28 new retail schemes were delivered to the Polish market in 2019, totalling 406,000 sqm of GLA. This brought Poland’s total retail stock to more than 15 million sqm of GLA. Galeria Młociny (76,000 sqm GLA) was the largest retail scheme opened in 2019. The largest extensions were completed in Morski Park Handlowy and Centrum Janki, which saw 16,500 sqm and 11,960 sqm added to the floorspace, bringing their GLAs up to 58,000 sqm and 94,000 sqm, respectively.

“New retail space was added across all retail formats following the opening of new shopping centres, retail parks and outlet centers as well as the extensions of existing schemes. It is worth noting that almost a third of last year's supply came on stream in newly-opened DIY and furniture warehouses,” says Magdalena Sadal.

Poland’s retail space saturation rate averaged 397 sqm per 1,000 inhabitants at the end of 2019, up by 11 sqm, and that for shopping centres stood at 283 sqm per 1,000 population (up by 3 sqm). Among the largest conurbations, Warsaw, Szczecin and Krakow continue to have a high purchasing potential.

Cities with 50,000–100,000 inhabitants and towns below 50,000 continue to see rapid growth in retail space. In 2019, they accounted for 19.0% of Poland’s total retail stock and in 2020 their market share is expected to top 20%, which will represent more than fourfold increase in the last two decades.

“Despite the strongest retail space growth, cities below 100,000 inhabitants posted much lower saturation rates in 2019. Towns below 50,000 inhabitants are expected to account for approximately 33% of the development pipeline for 2020 and 2021. The development pipeline is likely to be reviewed or delayed given the current economic downturn,” says Magdalena Sadal.
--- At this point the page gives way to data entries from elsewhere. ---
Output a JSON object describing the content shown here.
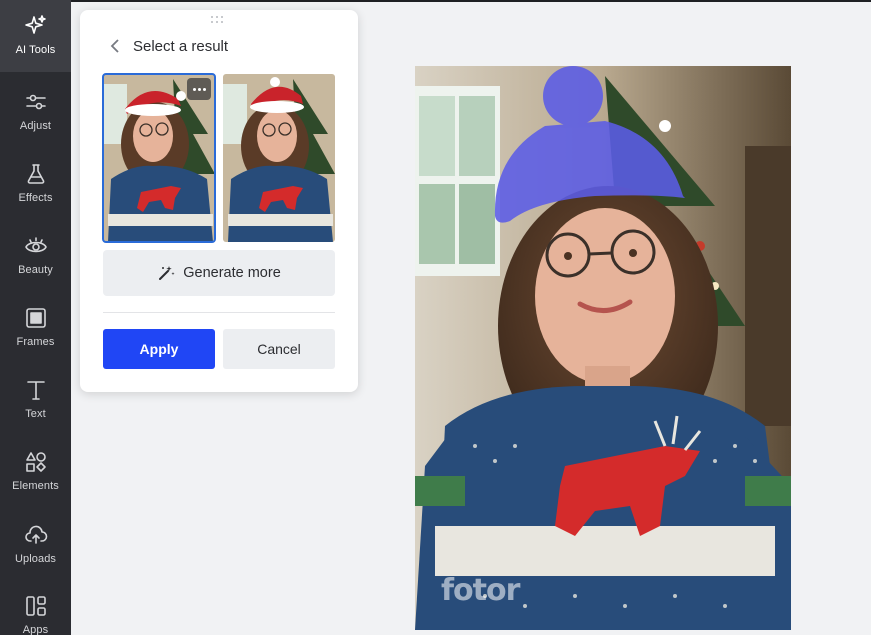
{
  "sidebar": {
    "items": [
      {
        "label": "AI Tools",
        "icon": "sparkle-icon",
        "active": true
      },
      {
        "label": "Adjust",
        "icon": "sliders-icon"
      },
      {
        "label": "Effects",
        "icon": "flask-icon"
      },
      {
        "label": "Beauty",
        "icon": "eye-icon"
      },
      {
        "label": "Frames",
        "icon": "frame-icon"
      },
      {
        "label": "Text",
        "icon": "text-icon"
      },
      {
        "label": "Elements",
        "icon": "shapes-icon"
      },
      {
        "label": "Uploads",
        "icon": "cloud-upload-icon"
      },
      {
        "label": "Apps",
        "icon": "apps-icon"
      }
    ]
  },
  "panel": {
    "title": "Select a result",
    "generate_label": "Generate more",
    "apply_label": "Apply",
    "cancel_label": "Cancel"
  },
  "canvas": {
    "watermark": "fotor"
  },
  "colors": {
    "sidebar_bg": "#2b2c31",
    "accent": "#2046f5",
    "selection": "#2a6bd8",
    "mask_overlay": "#5b5ce6"
  }
}
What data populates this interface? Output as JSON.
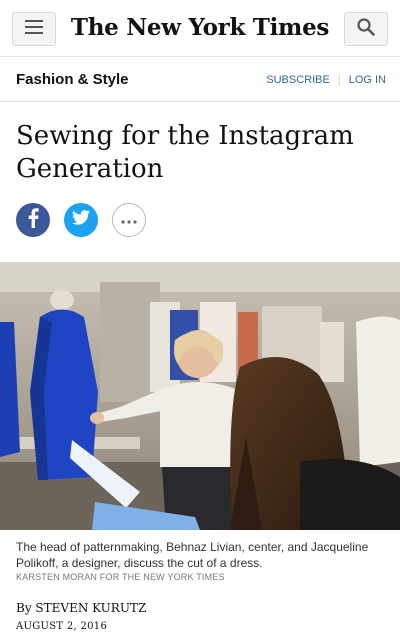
{
  "header": {
    "logo": "The New York Times",
    "menu_icon": "hamburger-menu-icon",
    "search_icon": "search-icon"
  },
  "section": {
    "name": "Fashion & Style",
    "subscribe": "SUBSCRIBE",
    "login": "LOG IN",
    "link_color": "#326891"
  },
  "article": {
    "headline": "Sewing for the Instagram Generation",
    "share": [
      {
        "network": "facebook",
        "icon": "facebook-icon",
        "color": "#3b5998"
      },
      {
        "network": "twitter",
        "icon": "twitter-icon",
        "color": "#1da1f2"
      },
      {
        "network": "more",
        "icon": "more-icon"
      }
    ],
    "caption": "The head of patternmaking, Behnaz Livian, center, and Jacqueline Polikoff, a designer, discuss the cut of a dress.",
    "credit": "KARSTEN MORAN FOR THE NEW YORK TIMES",
    "byline": "By STEVEN KURUTZ",
    "date": "AUGUST 2, 2016"
  }
}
Demand for retail space has been stable. Last year saw 31 new brands and concepts establish on the Polish market. In total, nearly 150 new brands entered and 29 left Poland in the last five years. This is confirmation of the appeal of the Polish retail market, which still has a big potential, particularly in the fashion sector.
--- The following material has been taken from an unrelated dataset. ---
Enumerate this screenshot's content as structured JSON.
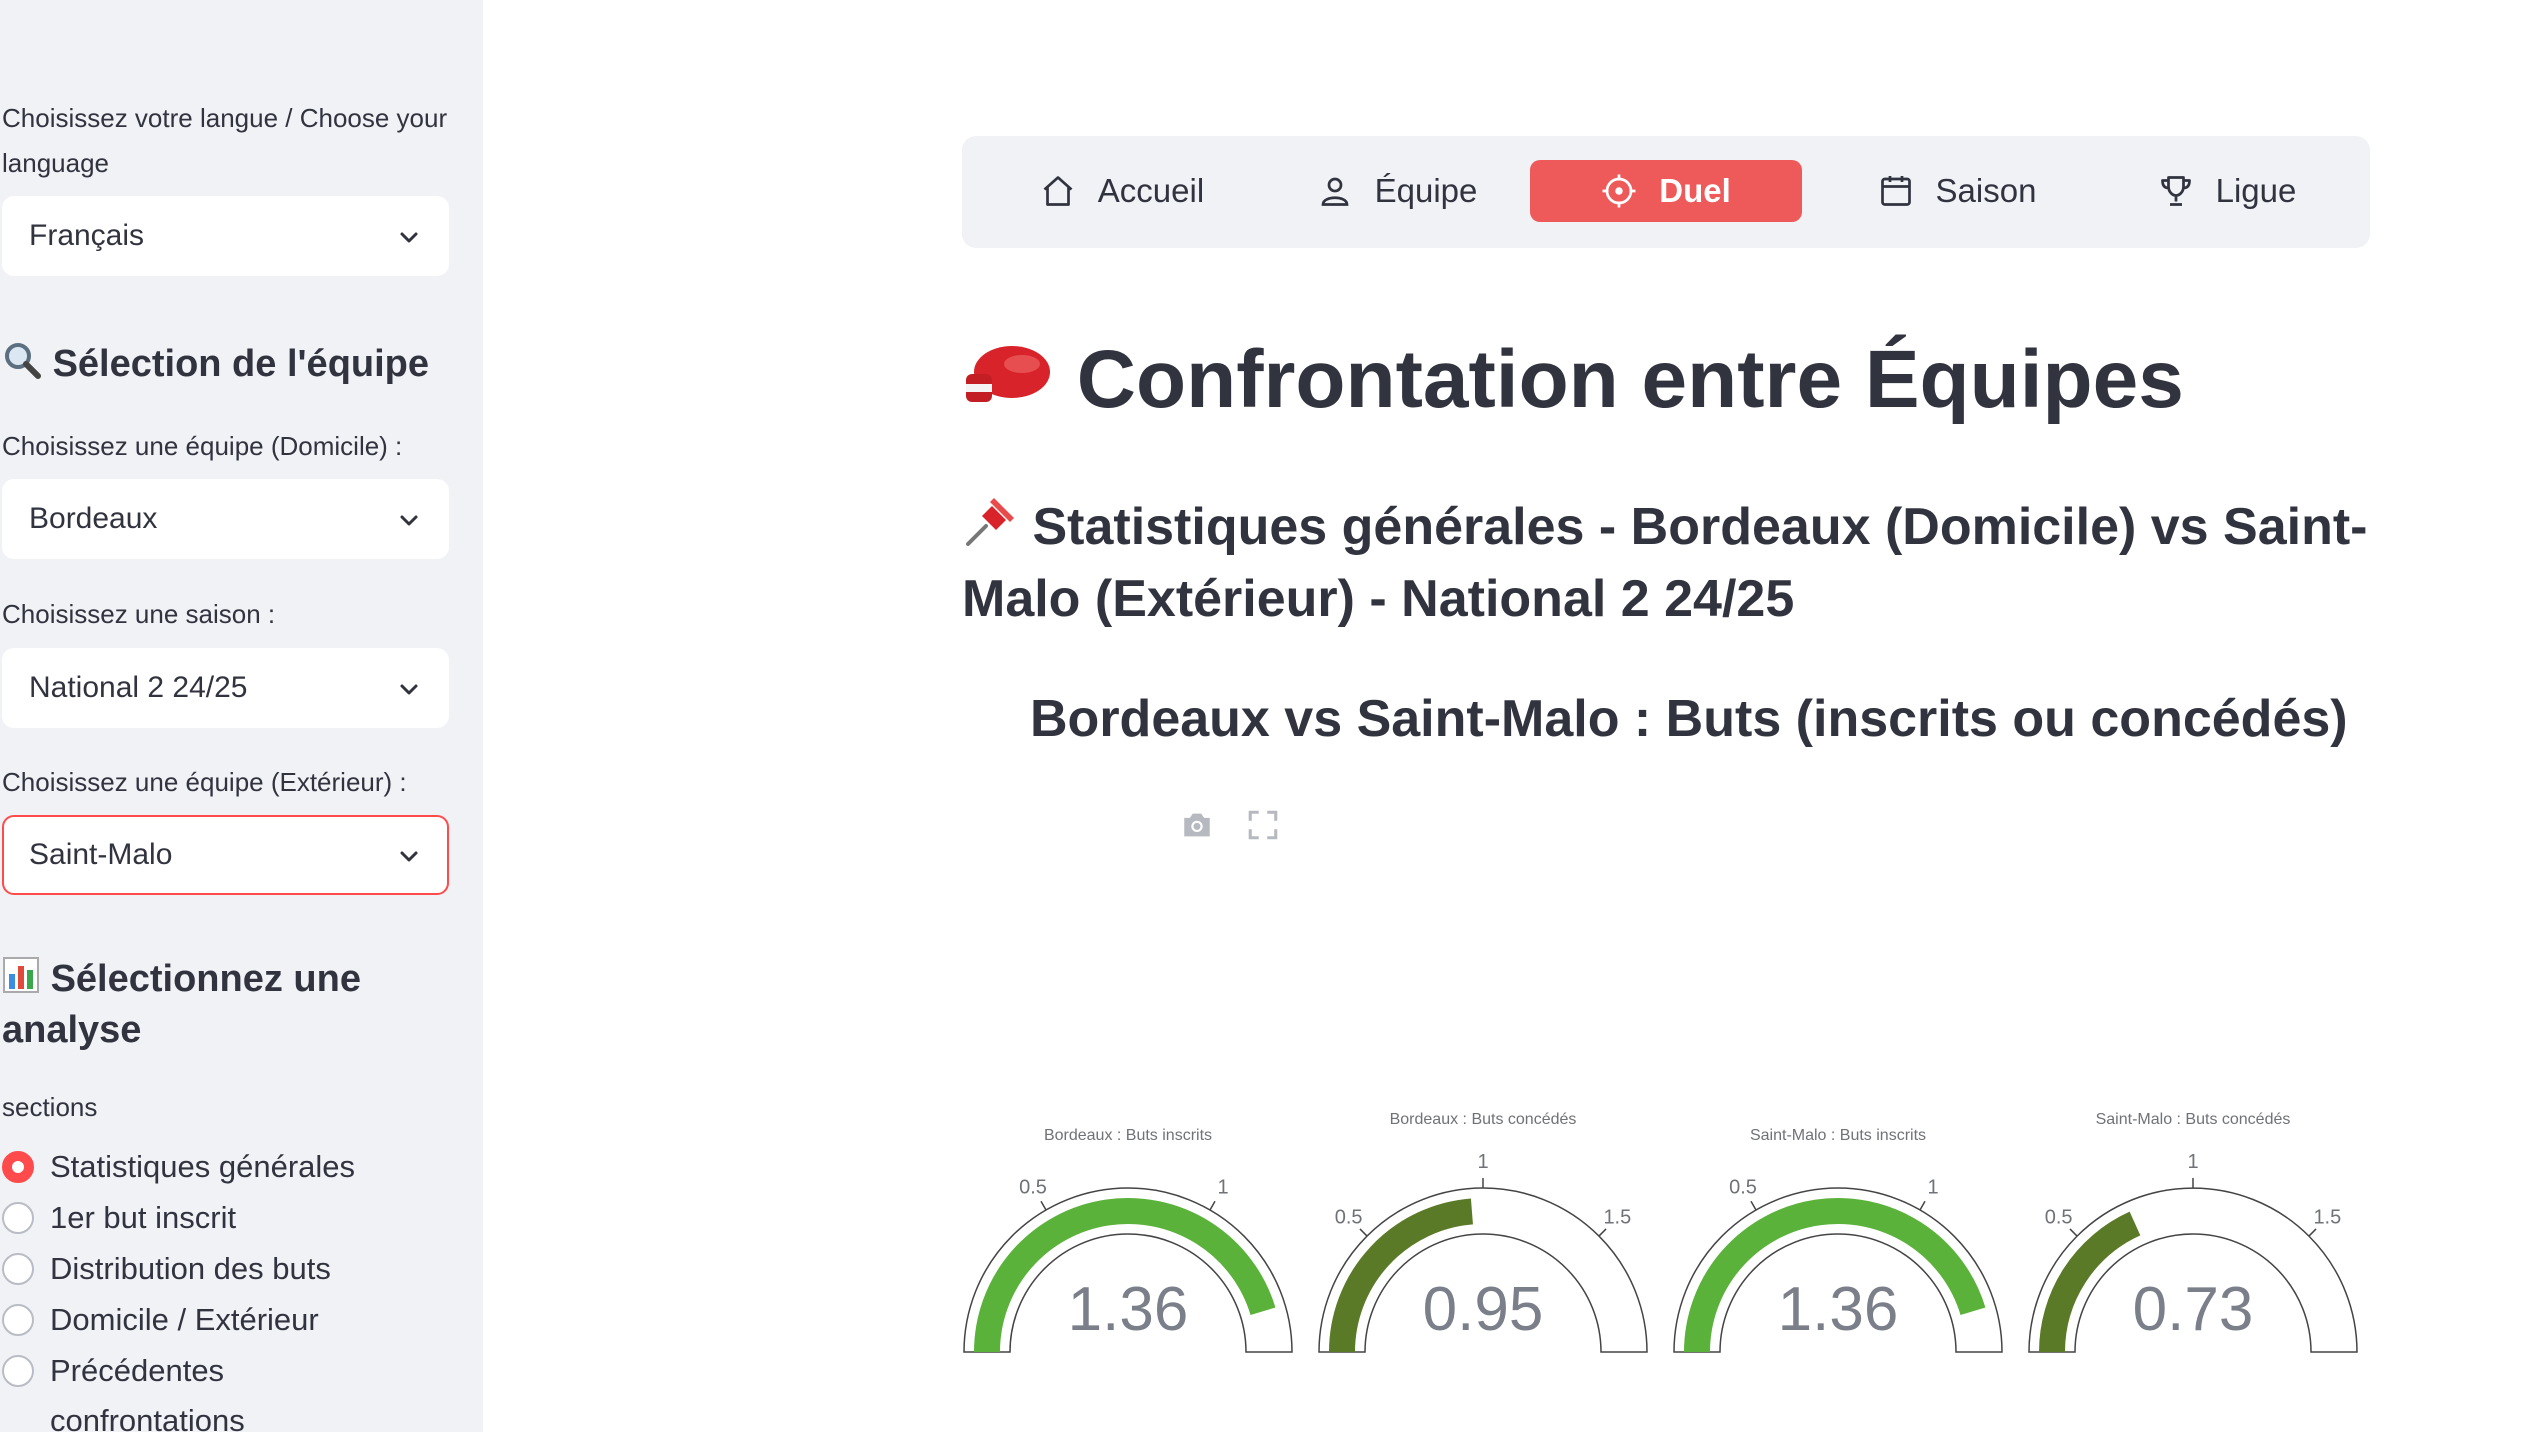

“2019 saw widening polarisation on the leasing market. Prime shopping centres maintained their strength while secondary retail schemes were forced to offer more flexibility in lease strategies and rental rates. Warsaw’s retail market is increasingly outdistancing other core Polish cities in terms of prime rental rates. Although rents continue to hold firm, the rental gap is widening. In 2011-2012, rents in Warsaw were twice as high as those in other cities, but the rental gap has nearly trebled in the last three years,” says Szymon Łukasik.
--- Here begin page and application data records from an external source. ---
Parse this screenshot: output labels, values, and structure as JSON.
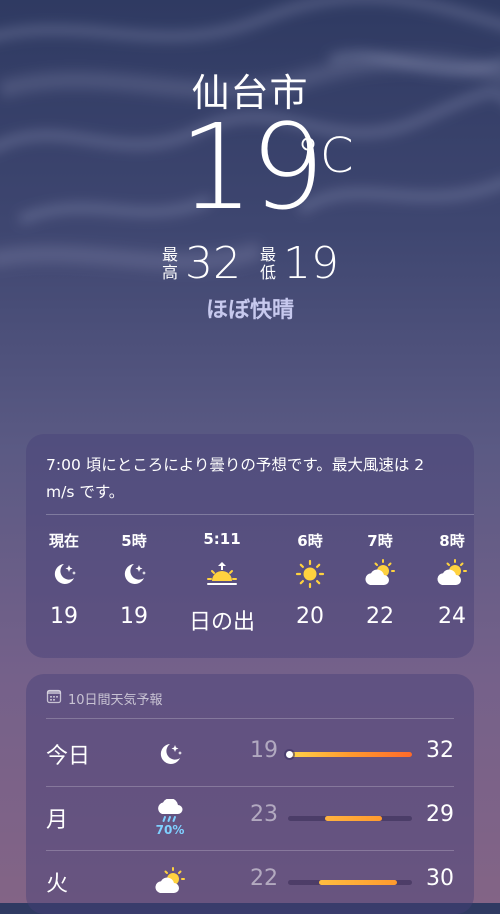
{
  "header": {
    "city": "仙台市",
    "temperature": "19",
    "unit": "°C",
    "high_label": "最高",
    "high_value": "32",
    "low_label": "最低",
    "low_value": "19",
    "condition": "ほぼ快晴"
  },
  "hourly": {
    "summary": "7:00 頃にところにより曇りの予想です。最大風速は 2 m/s です。",
    "items": [
      {
        "label": "現在",
        "icon": "moon-stars-icon",
        "temp": "19"
      },
      {
        "label": "5時",
        "icon": "moon-stars-icon",
        "temp": "19"
      },
      {
        "label": "5:11",
        "icon": "sunrise-icon",
        "temp": "日の出"
      },
      {
        "label": "6時",
        "icon": "sun-icon",
        "temp": "20"
      },
      {
        "label": "7時",
        "icon": "partly-cloudy-icon",
        "temp": "22"
      },
      {
        "label": "8時",
        "icon": "partly-cloudy-icon",
        "temp": "24"
      }
    ]
  },
  "forecast": {
    "title": "10日間天気予報",
    "rows": [
      {
        "day": "今日",
        "icon": "moon-stars-icon",
        "precip": "",
        "low": "19",
        "high": "32",
        "bar_start": 0.0,
        "bar_end": 1.0,
        "current_dot": 0.0
      },
      {
        "day": "月",
        "icon": "cloud-rain-icon",
        "precip": "70%",
        "low": "23",
        "high": "29",
        "bar_start": 0.3,
        "bar_end": 0.75
      },
      {
        "day": "火",
        "icon": "partly-cloudy-icon",
        "precip": "",
        "low": "22",
        "high": "30",
        "bar_start": 0.25,
        "bar_end": 0.88
      }
    ]
  },
  "colors": {
    "accent_precip": "#7fd0ff",
    "sun": "#ffd23f"
  }
}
According to the Polish Retail Research Forum’s survey of shopping centres in the 18 largest cities accounting for 60% of the nation’s total retail stock, Poland’s vacancy rate was stable and averaged 3.9% at the end of 2019. The shopping centre vacancy rate edged up by 0.3 pp compared to where it was in H1 2019. This growth was driven by Tesco downsizing its hypermarkets and the closure of its hypermarket in the Europa Centralna shopping centre. Another contributory factor was the exit of Leroy Merlin from Krakow’s Bonarka City Center and the continuing vacancy at the store formerly occupied by Praktiker in Częstochowa.